Smith does well to keep his timeline short, only a couple of days. Narrator couldn’t be expected to overlook mobile body parts for much longer. Besides, Carnby only needs him long enough to translate those two bits of Necronomicon pertinent to his immediate situation. Brevity keeps the atmospherics fresh, the ambulatory corpse-bits from getting comical through familiarity. We wouldn’t want the creeping hands to lose their horror, to become as cozy as Thing of Addams Family fame, now would we?
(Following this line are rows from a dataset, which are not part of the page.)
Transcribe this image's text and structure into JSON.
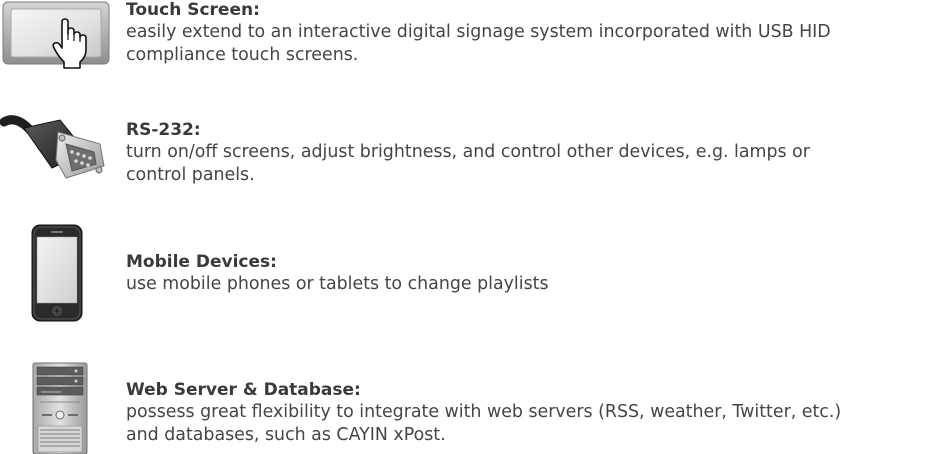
{
  "features": [
    {
      "icon": "touch-screen-icon",
      "title": "Touch Screen:",
      "description": "easily extend to an interactive digital signage system incorporated with USB HID\ncompliance touch screens."
    },
    {
      "icon": "serial-connector-icon",
      "title": "RS-232:",
      "description": "turn on/off screens, adjust brightness, and control other devices, e.g. lamps or\ncontrol panels."
    },
    {
      "icon": "mobile-phone-icon",
      "title": "Mobile Devices:",
      "description": "use mobile phones or tablets to change playlists"
    },
    {
      "icon": "server-tower-icon",
      "title": "Web Server & Database:",
      "description": "possess great flexibility to integrate with web servers (RSS, weather, Twitter, etc.)\nand databases, such as CAYIN xPost."
    }
  ]
}
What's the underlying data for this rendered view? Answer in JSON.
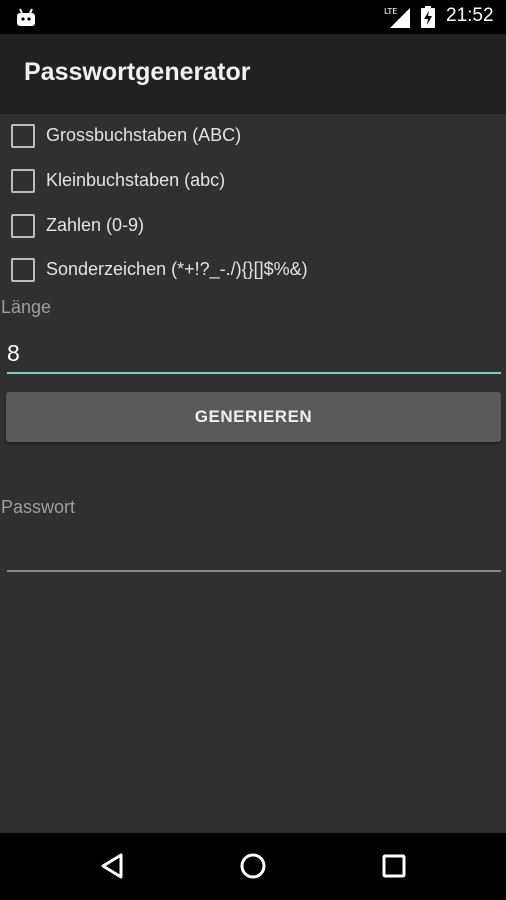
{
  "status_bar": {
    "time": "21:52",
    "network_label": "LTE",
    "icons": [
      "android-icon",
      "lte-signal-icon",
      "battery-charging-icon"
    ]
  },
  "app_bar": {
    "title": "Passwortgenerator"
  },
  "options": [
    {
      "label": "Grossbuchstaben (ABC)",
      "checked": false
    },
    {
      "label": "Kleinbuchstaben (abc)",
      "checked": false
    },
    {
      "label": "Zahlen (0-9)",
      "checked": false
    },
    {
      "label": "Sonderzeichen (*+!?_-./){}[]$%&)",
      "checked": false
    }
  ],
  "length": {
    "label": "Länge",
    "value": "8"
  },
  "generate_button": {
    "label": "GENERIEREN"
  },
  "password": {
    "label": "Passwort",
    "value": ""
  },
  "nav_bar": {
    "icons": [
      "back-icon",
      "home-icon",
      "recents-icon"
    ]
  },
  "colors": {
    "background": "#303030",
    "app_bar": "#212121",
    "accent": "#80cbc4",
    "button": "#595959"
  }
}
Last thought: I wonder why the ritual fails John Carnby. It can’t be that the Necronomicon (Arabic version!) was wrong. It could be that narrator made a mistake in translation. Or that Carnby directed him to the wrong ritual for exorcism of the dead. There have to be lots of those rituals, each with its special efficacy and purpose. Or Carnby, not the hottest sorcerer, might just have done the ritual wrong. Oops. Too bad. You should have drawn the REVERSED pentagram, not the UPRIGHT one, stupid. And you pronounced half the Dark Ones’ names wrong.
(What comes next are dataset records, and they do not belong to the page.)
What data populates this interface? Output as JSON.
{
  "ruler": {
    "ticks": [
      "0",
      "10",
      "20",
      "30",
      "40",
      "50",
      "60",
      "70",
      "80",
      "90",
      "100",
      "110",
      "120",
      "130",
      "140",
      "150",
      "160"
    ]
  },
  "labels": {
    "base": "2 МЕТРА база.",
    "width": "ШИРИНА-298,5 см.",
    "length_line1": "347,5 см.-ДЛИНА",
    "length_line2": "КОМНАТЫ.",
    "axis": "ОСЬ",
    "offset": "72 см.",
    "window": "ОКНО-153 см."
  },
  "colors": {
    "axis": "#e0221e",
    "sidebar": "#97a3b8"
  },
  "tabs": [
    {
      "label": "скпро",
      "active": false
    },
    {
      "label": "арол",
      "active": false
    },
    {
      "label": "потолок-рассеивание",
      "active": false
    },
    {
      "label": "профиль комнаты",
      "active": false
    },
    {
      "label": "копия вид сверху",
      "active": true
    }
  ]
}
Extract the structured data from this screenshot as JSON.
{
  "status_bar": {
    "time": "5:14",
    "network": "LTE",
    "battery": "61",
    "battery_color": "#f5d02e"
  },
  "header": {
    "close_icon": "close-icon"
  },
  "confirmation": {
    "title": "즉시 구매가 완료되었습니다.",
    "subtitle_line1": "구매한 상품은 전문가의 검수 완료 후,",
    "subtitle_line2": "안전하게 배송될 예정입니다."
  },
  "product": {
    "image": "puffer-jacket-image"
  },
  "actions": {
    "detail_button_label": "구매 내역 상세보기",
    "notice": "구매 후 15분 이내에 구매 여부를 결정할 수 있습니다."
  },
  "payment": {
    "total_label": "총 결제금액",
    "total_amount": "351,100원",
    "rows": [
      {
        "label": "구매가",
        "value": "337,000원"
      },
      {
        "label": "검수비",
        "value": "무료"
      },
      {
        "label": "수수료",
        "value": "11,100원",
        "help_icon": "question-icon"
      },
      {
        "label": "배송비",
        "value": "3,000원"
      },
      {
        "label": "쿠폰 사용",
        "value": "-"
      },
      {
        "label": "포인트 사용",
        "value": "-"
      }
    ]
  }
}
How Helman would have smirked in his cupboard, listening to bro’s bumblings. Yeah, Mom always liked Helman best, and for good reason.
PS: Quick safety tip for reanimators and murderous siblings of the wizardly persuasion, one Dr. West did use when possible: Don’t bury your subjects. Incinerate them! Maybe then scatter the ashes in the ocean! Though, who knows. Maybe Helman Carnby was so very willful, he’d have come back as an ash-cloud. An ash-cloud including the fish that had eaten some of his sunken fragments! There’s a scary image, now.
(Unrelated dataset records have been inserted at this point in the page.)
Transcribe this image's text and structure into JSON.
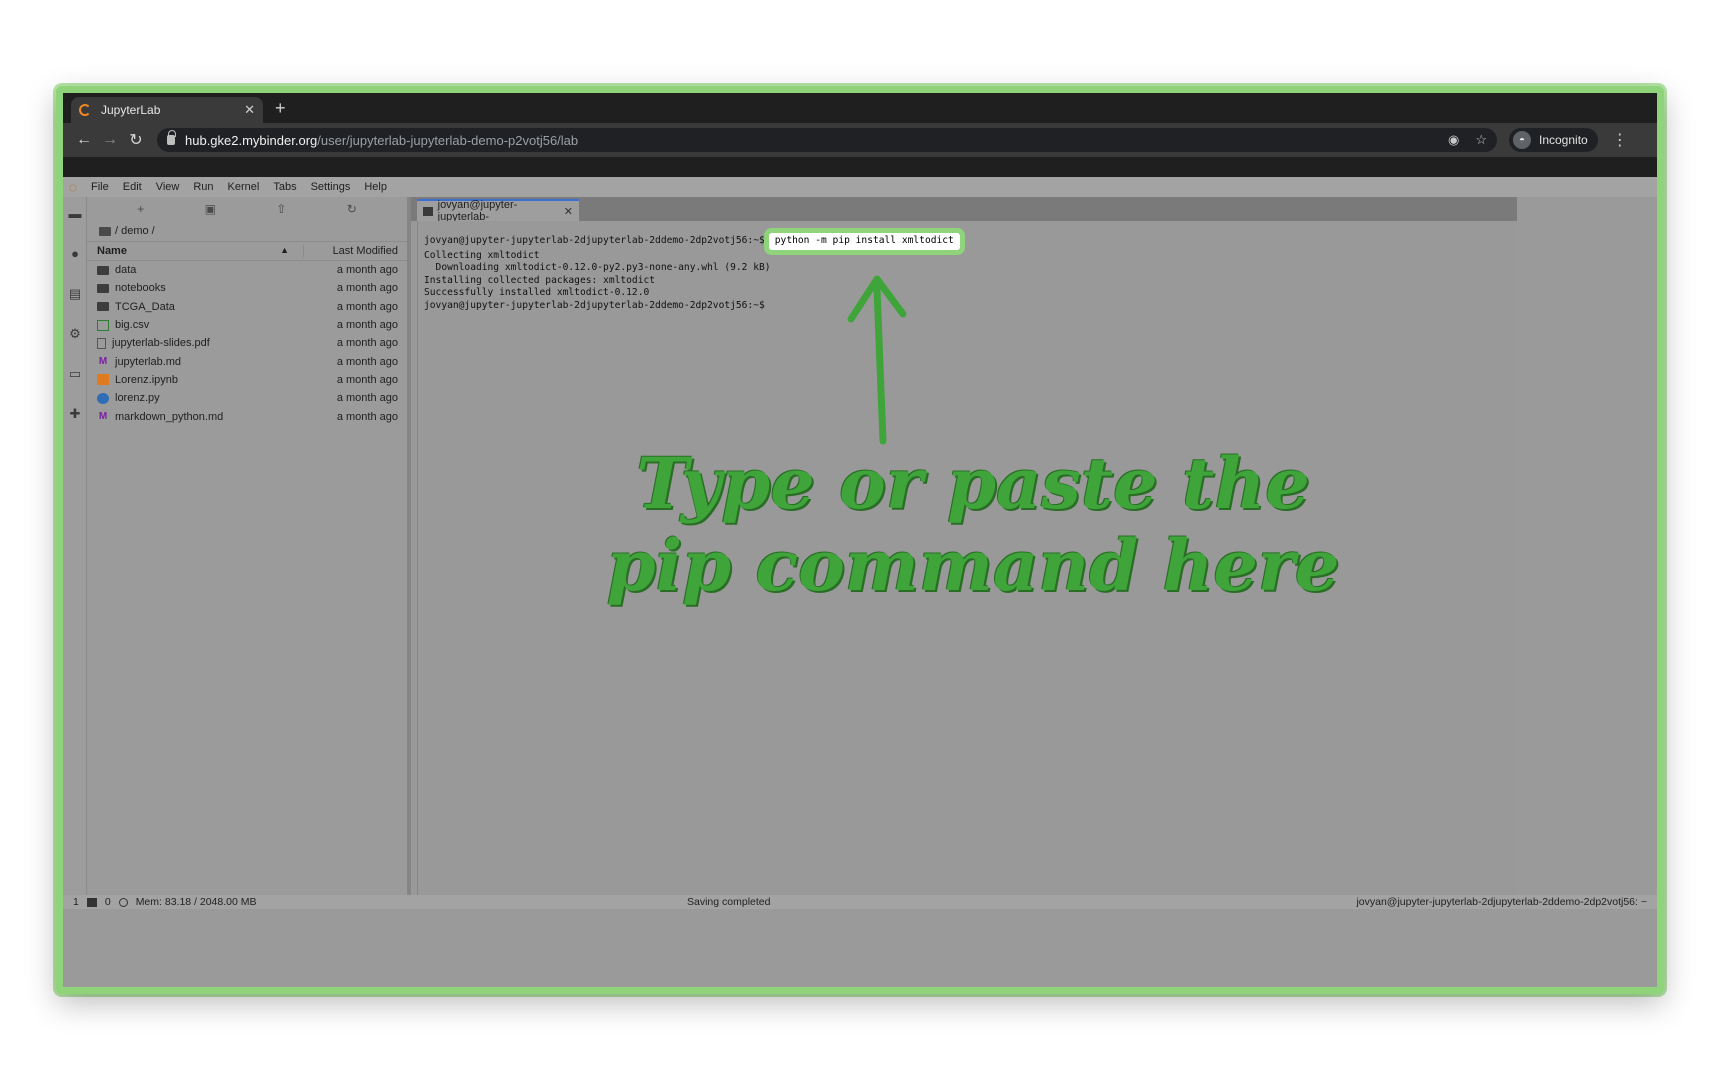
{
  "browser": {
    "tab_title": "JupyterLab",
    "url_host": "hub.gke2.mybinder.org",
    "url_path": "/user/jupyterlab-jupyterlab-demo-p2votj56/lab",
    "incognito_label": "Incognito"
  },
  "menu": [
    "File",
    "Edit",
    "View",
    "Run",
    "Kernel",
    "Tabs",
    "Settings",
    "Help"
  ],
  "filebrowser": {
    "breadcrumb": "/ demo /",
    "col_name": "Name",
    "col_modified": "Last Modified",
    "files": [
      {
        "name": "data",
        "type": "folder",
        "modified": "a month ago"
      },
      {
        "name": "notebooks",
        "type": "folder",
        "modified": "a month ago"
      },
      {
        "name": "TCGA_Data",
        "type": "folder",
        "modified": "a month ago"
      },
      {
        "name": "big.csv",
        "type": "csv",
        "modified": "a month ago"
      },
      {
        "name": "jupyterlab-slides.pdf",
        "type": "pdf",
        "modified": "a month ago"
      },
      {
        "name": "jupyterlab.md",
        "type": "md",
        "modified": "a month ago"
      },
      {
        "name": "Lorenz.ipynb",
        "type": "ipynb",
        "modified": "a month ago"
      },
      {
        "name": "lorenz.py",
        "type": "py",
        "modified": "a month ago"
      },
      {
        "name": "markdown_python.md",
        "type": "md",
        "modified": "a month ago"
      }
    ]
  },
  "terminal": {
    "tab_label": "jovyan@jupyter-jupyterlab-",
    "prompt": "jovyan@jupyter-jupyterlab-2djupyterlab-2ddemo-2dp2votj56:~$",
    "command": "python -m pip install xmltodict",
    "output": [
      "Collecting xmltodict",
      "  Downloading xmltodict-0.12.0-py2.py3-none-any.whl (9.2 kB)",
      "Installing collected packages: xmltodict",
      "Successfully installed xmltodict-0.12.0"
    ],
    "final_prompt": "jovyan@jupyter-jupyterlab-2djupyterlab-2ddemo-2dp2votj56:~$"
  },
  "annotation": {
    "line1": "Type or paste the",
    "line2": "pip command here",
    "color": "#3fa53a"
  },
  "statusbar": {
    "kernels": "1",
    "terminals": "0",
    "memory": "Mem: 83.18 / 2048.00 MB",
    "status": "Saving completed",
    "right": "jovyan@jupyter-jupyterlab-2djupyterlab-2ddemo-2dp2votj56: ~"
  }
}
Ruthanna Emrys’s neo-Lovecraftian novelette “The Litany of Earth” is available on Tor.com, along with the more recent but distinctly non-Lovecraftian “Seven Commentaries on an Imperfect Land and “The Deepest Rift.” Her work has also appeared at Strange Horizons and Analog. She can frequently be found online on Twitter and Livejournal. She lives in a large, chaotic household—mostly mammalian—outside Washington DC.
Anne M. Pillsworth’s short story. “The Madonna of the Abattoir” appears on Tor.com, and her first novel, Summoned, is available from Tor Teen. The second in the Redemption’s Heir series, Fathomless, will be published in October 2015. She lives in Edgewood, a Victorian trolley car suburb of Providence, Rhode Island, uncomfortably near Joseph Curwen’s underground laboratory.